Check each line of the data below for the word "text", then extract the ones that have it.

Stored dataset items:
-------
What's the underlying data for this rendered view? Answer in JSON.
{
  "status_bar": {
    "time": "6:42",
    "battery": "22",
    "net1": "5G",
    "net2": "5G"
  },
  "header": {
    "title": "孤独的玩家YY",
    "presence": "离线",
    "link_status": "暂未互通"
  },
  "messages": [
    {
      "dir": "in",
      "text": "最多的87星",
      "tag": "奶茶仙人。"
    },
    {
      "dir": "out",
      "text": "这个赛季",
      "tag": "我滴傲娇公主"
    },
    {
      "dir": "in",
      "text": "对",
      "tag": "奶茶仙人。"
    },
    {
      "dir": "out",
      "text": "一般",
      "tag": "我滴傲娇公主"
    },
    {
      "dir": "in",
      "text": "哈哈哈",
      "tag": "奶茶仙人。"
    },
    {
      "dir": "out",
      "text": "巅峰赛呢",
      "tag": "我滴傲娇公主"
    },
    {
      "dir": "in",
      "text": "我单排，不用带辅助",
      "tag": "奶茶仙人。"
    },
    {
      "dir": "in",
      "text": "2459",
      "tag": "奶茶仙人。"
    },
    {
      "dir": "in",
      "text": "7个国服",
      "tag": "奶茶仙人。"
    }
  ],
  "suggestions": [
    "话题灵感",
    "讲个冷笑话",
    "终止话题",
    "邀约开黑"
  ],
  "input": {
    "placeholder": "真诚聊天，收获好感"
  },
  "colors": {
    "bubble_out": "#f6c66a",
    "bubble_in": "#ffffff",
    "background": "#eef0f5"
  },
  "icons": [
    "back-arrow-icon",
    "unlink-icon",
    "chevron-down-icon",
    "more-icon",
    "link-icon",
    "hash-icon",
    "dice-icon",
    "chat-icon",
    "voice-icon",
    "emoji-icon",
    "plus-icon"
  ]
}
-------
### Task response
      "text": "最多的87星",
      "text": "这个赛季",
      "text": "对",
      "text": "一般",
      "text": "哈哈哈",
      "text": "巅峰赛呢",
      "text": "我单排，不用带辅助",
      "text": "2459",
      "text": "7个国服",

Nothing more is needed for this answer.